**Exercise instructions**
Write the records out again without change. Leave the pictures behind.

*** Source data Section Begins ***

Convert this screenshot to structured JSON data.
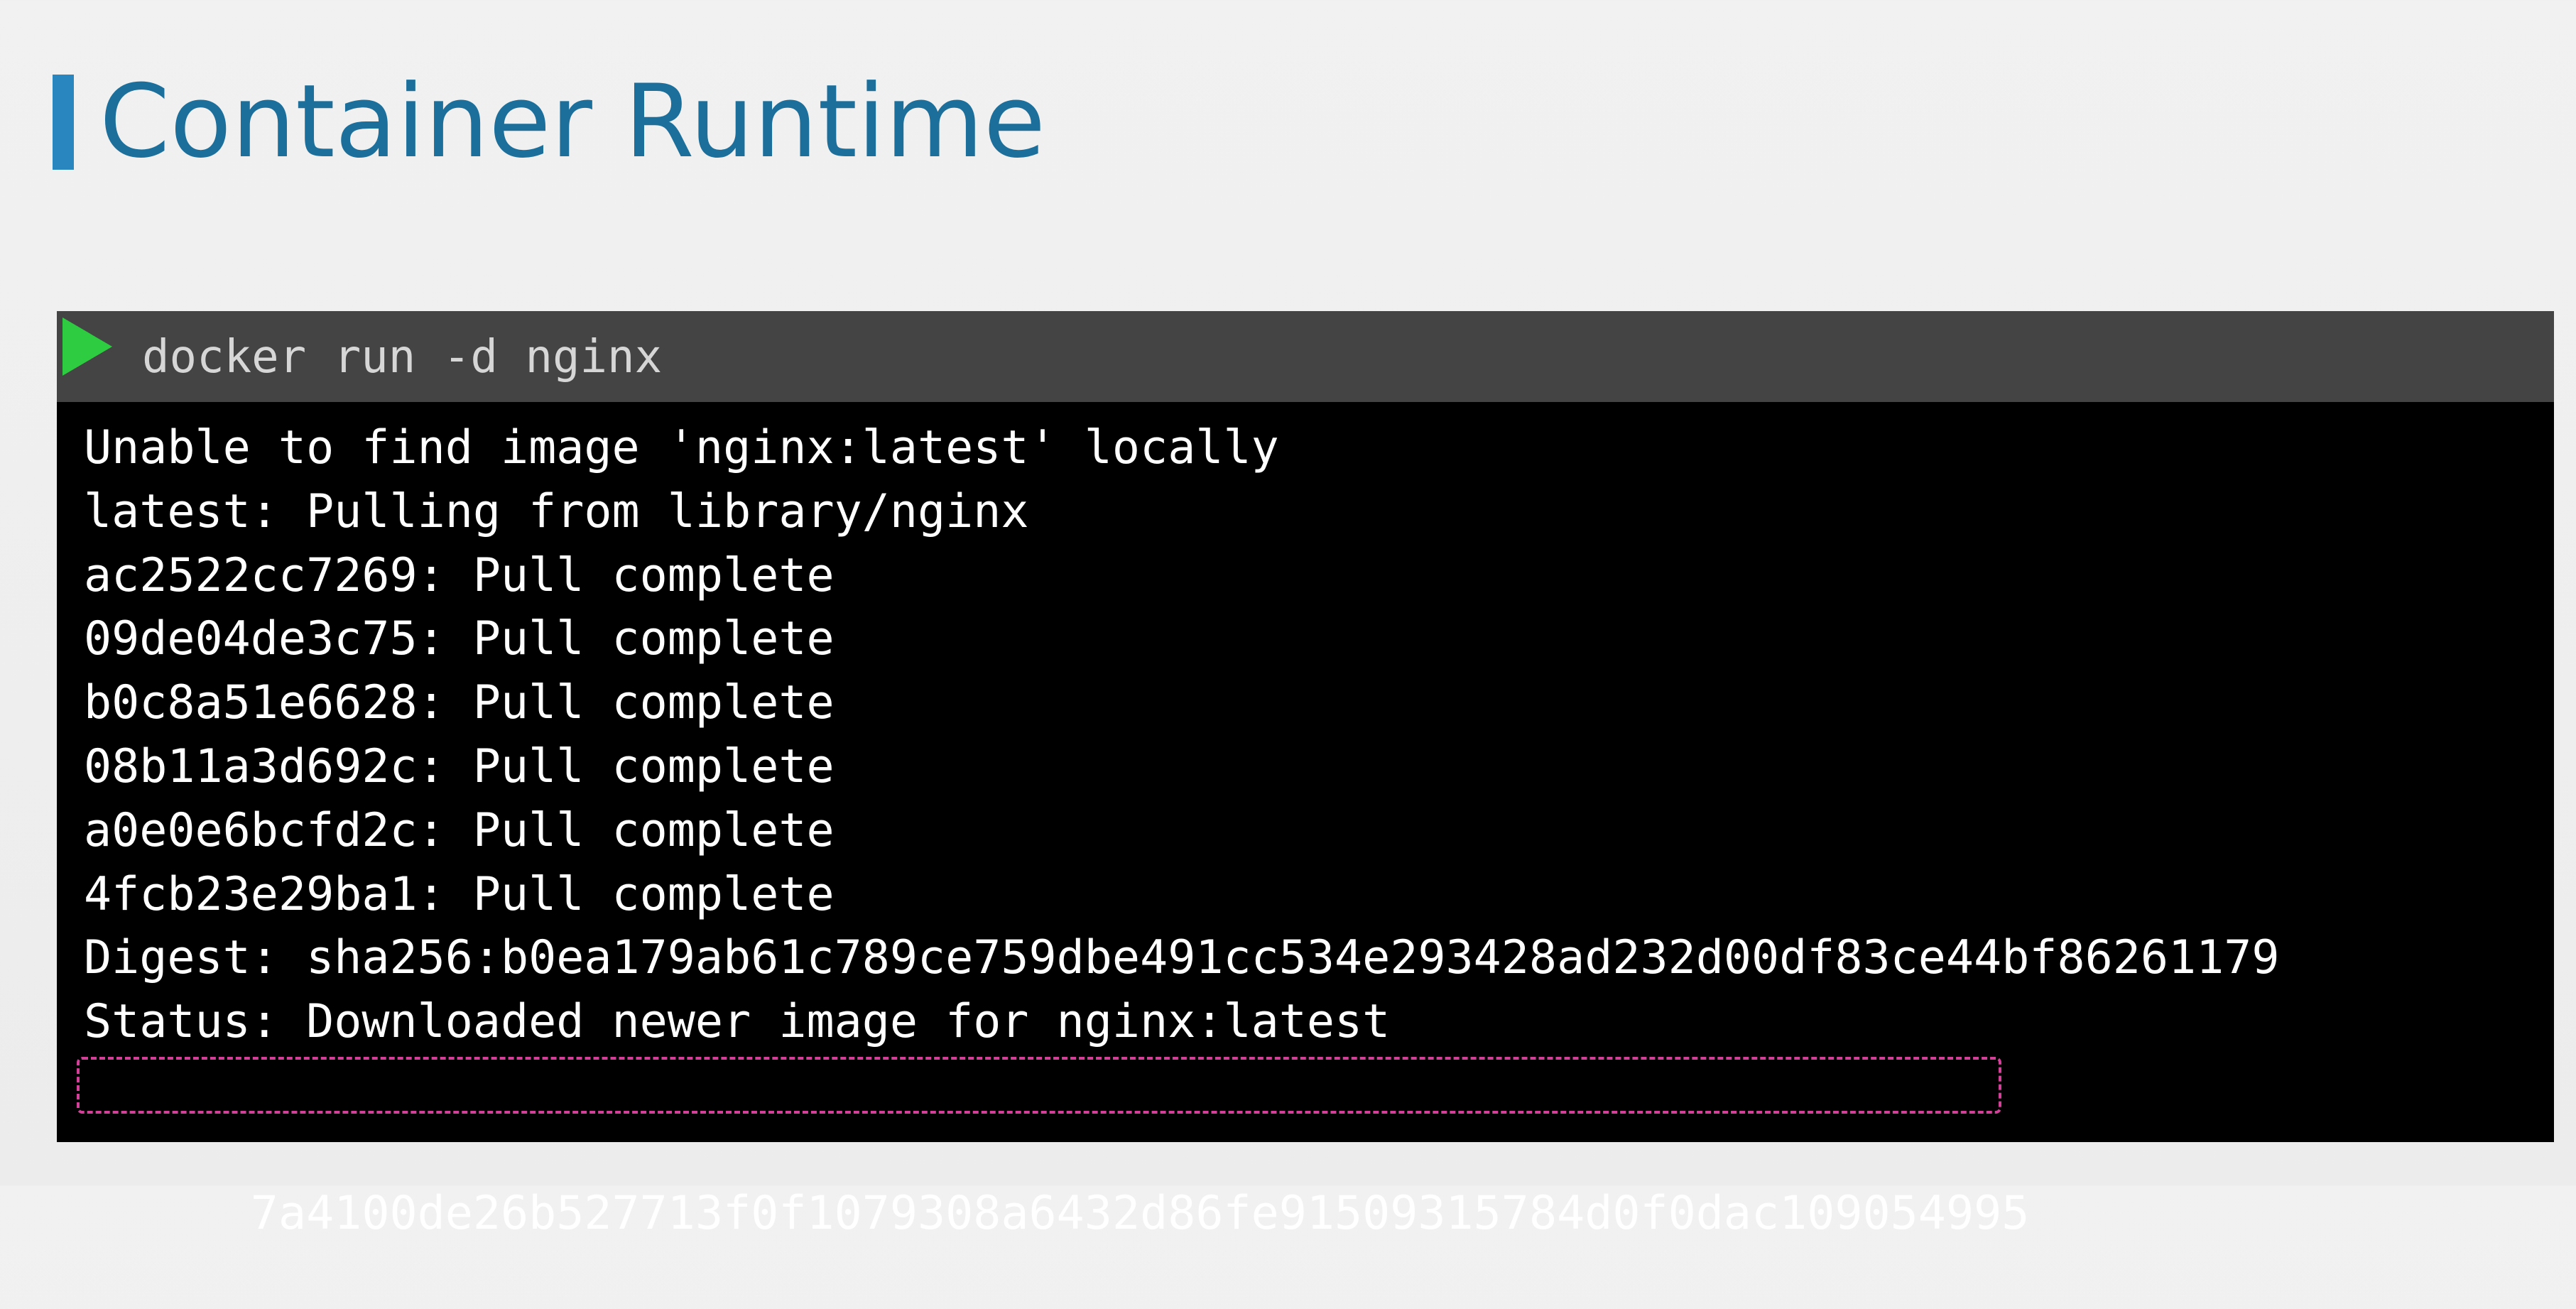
{
  "slide": {
    "title": "Container Runtime",
    "accent_color": "#2a86bf",
    "title_color": "#1c6f9b"
  },
  "terminal": {
    "prompt_icon": "play-icon",
    "prompt_icon_color": "#2ecc40",
    "command": "docker run -d nginx",
    "output_lines": [
      "Unable to find image 'nginx:latest' locally",
      "latest: Pulling from library/nginx",
      "ac2522cc7269: Pull complete",
      "09de04de3c75: Pull complete",
      "b0c8a51e6628: Pull complete",
      "08b11a3d692c: Pull complete",
      "a0e0e6bcfd2c: Pull complete",
      "4fcb23e29ba1: Pull complete",
      "Digest: sha256:b0ea179ab61c789ce759dbe491cc534e293428ad232d00df83ce44bf86261179",
      "Status: Downloaded newer image for nginx:latest",
      "7a4100de26b527713f0f1079308a6432d86fe91509315784d0f0dac109054995"
    ],
    "highlighted_line_index": 10,
    "highlight_color": "#d43f9a"
  }
}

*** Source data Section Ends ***

**Reply to the exercise**
Convert this screenshot to structured JSON data.
{
  "slide": {
    "title": "Container Runtime",
    "accent_color": "#2a86bf",
    "title_color": "#1c6f9b"
  },
  "terminal": {
    "prompt_icon": "play-icon",
    "prompt_icon_color": "#2ecc40",
    "command": "docker run -d nginx",
    "output_lines": [
      "Unable to find image 'nginx:latest' locally",
      "latest: Pulling from library/nginx",
      "ac2522cc7269: Pull complete",
      "09de04de3c75: Pull complete",
      "b0c8a51e6628: Pull complete",
      "08b11a3d692c: Pull complete",
      "a0e0e6bcfd2c: Pull complete",
      "4fcb23e29ba1: Pull complete",
      "Digest: sha256:b0ea179ab61c789ce759dbe491cc534e293428ad232d00df83ce44bf86261179",
      "Status: Downloaded newer image for nginx:latest",
      "7a4100de26b527713f0f1079308a6432d86fe91509315784d0f0dac109054995"
    ],
    "highlighted_line_index": 10,
    "highlight_color": "#d43f9a"
  }
}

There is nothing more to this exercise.